(Beginning of DATA EXCERPTS)

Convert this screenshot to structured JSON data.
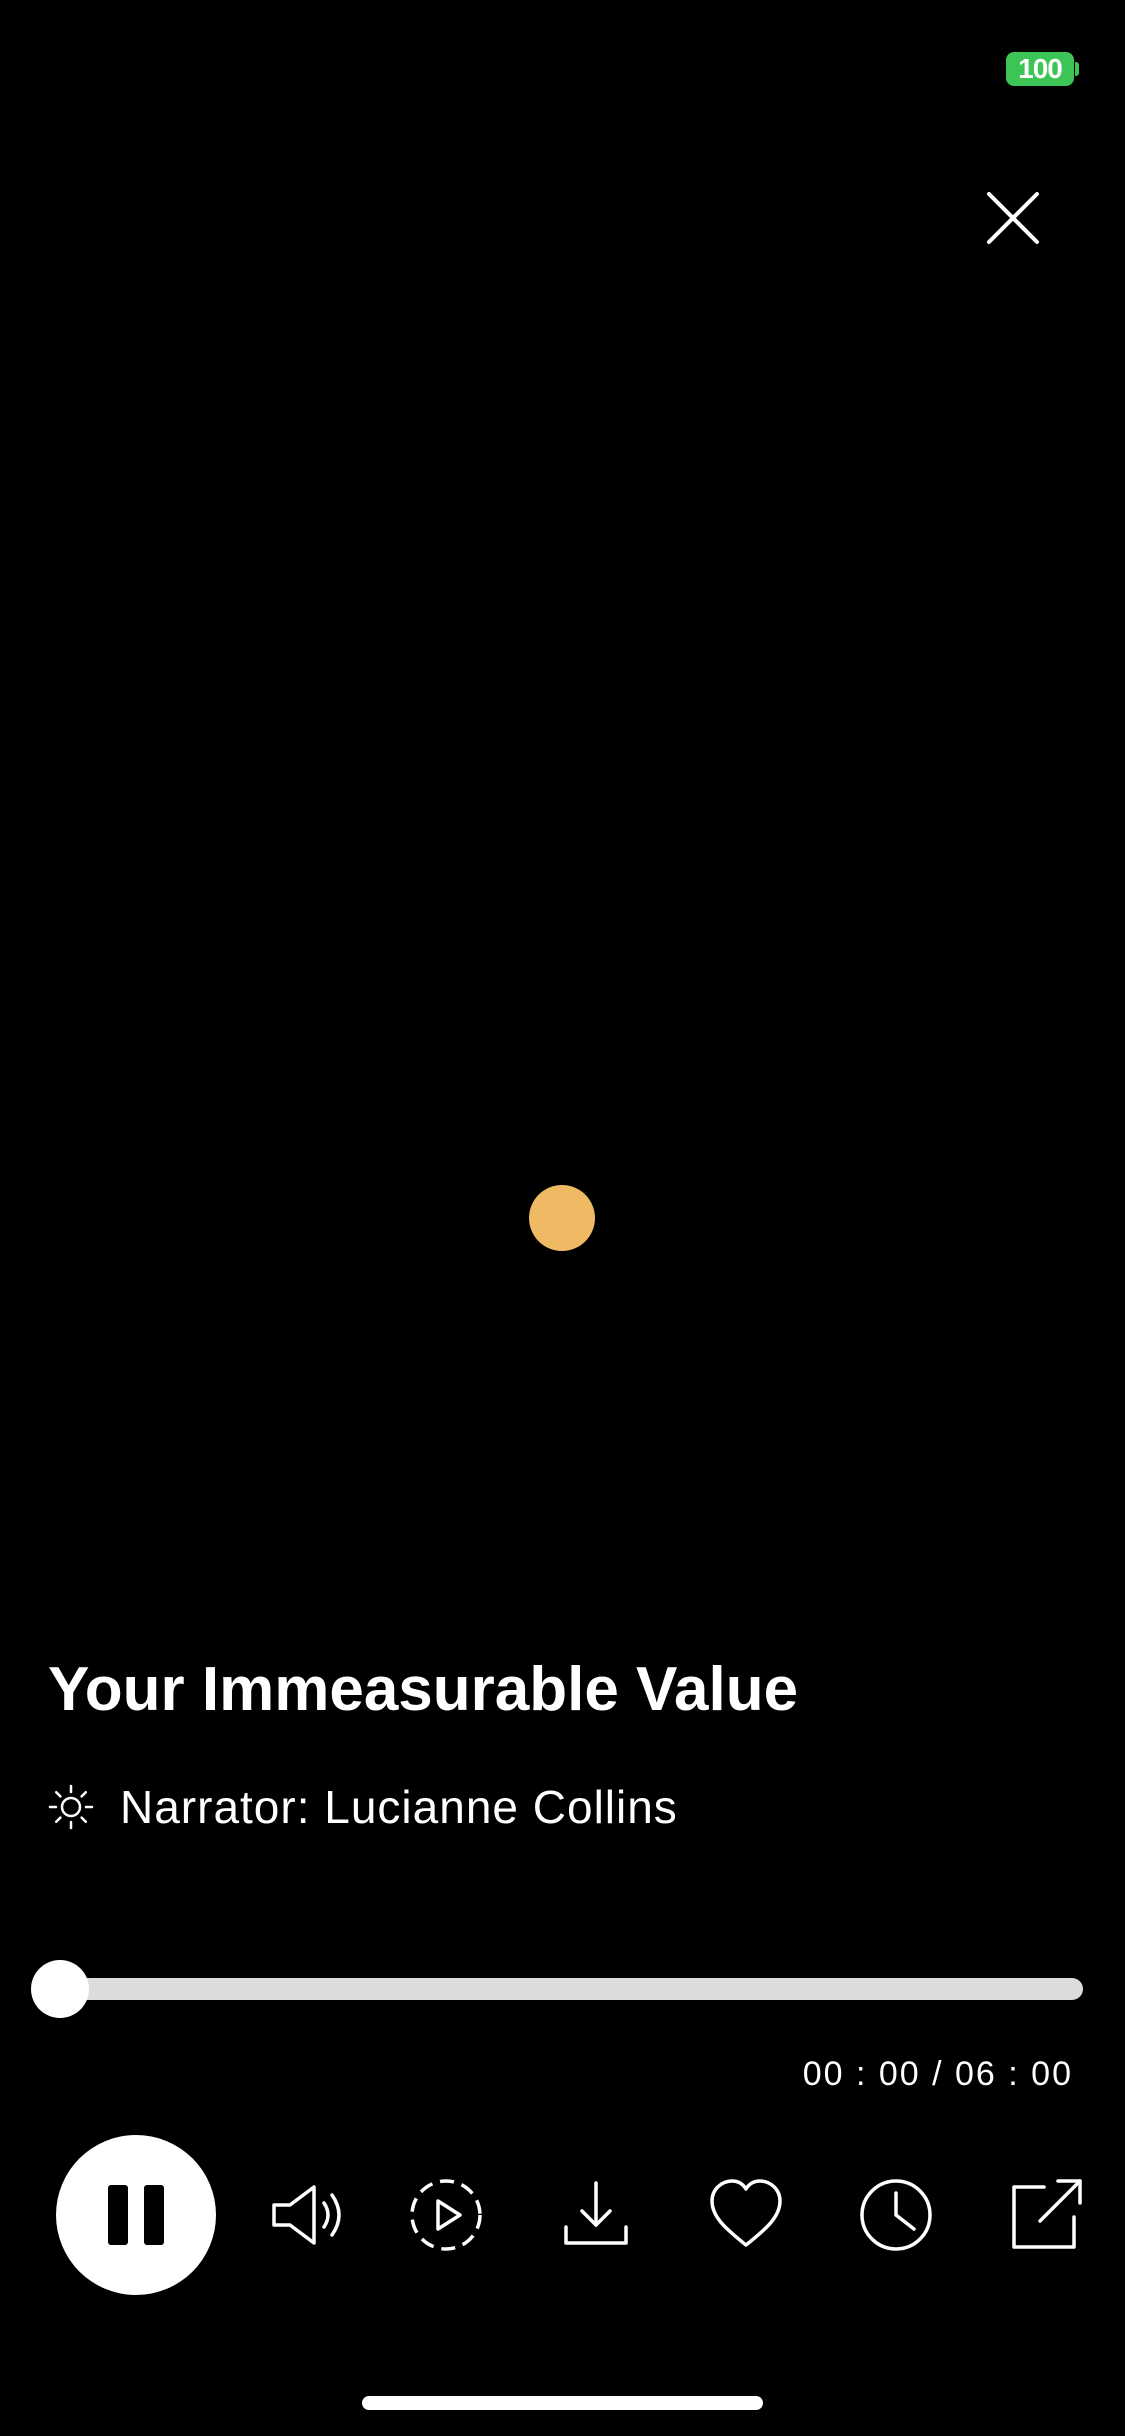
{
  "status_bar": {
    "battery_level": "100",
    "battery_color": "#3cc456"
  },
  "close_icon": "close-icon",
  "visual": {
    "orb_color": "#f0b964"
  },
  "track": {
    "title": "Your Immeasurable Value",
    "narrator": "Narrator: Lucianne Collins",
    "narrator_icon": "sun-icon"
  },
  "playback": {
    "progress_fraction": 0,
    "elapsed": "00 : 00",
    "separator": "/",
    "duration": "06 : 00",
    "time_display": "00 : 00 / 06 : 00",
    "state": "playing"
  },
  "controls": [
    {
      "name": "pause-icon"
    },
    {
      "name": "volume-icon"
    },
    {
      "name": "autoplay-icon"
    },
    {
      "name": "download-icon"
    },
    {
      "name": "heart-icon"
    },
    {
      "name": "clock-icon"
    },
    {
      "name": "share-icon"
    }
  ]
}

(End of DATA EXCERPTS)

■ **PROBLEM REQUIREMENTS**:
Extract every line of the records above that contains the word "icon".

■ **OUTPUT FOR THIS EXERCISE**:
  "close_icon": "close-icon",
    "narrator_icon": "sun-icon"
      "name": "pause-icon"
      "name": "volume-icon"
      "name": "autoplay-icon"
      "name": "download-icon"
      "name": "heart-icon"
      "name": "clock-icon"
      "name": "share-icon"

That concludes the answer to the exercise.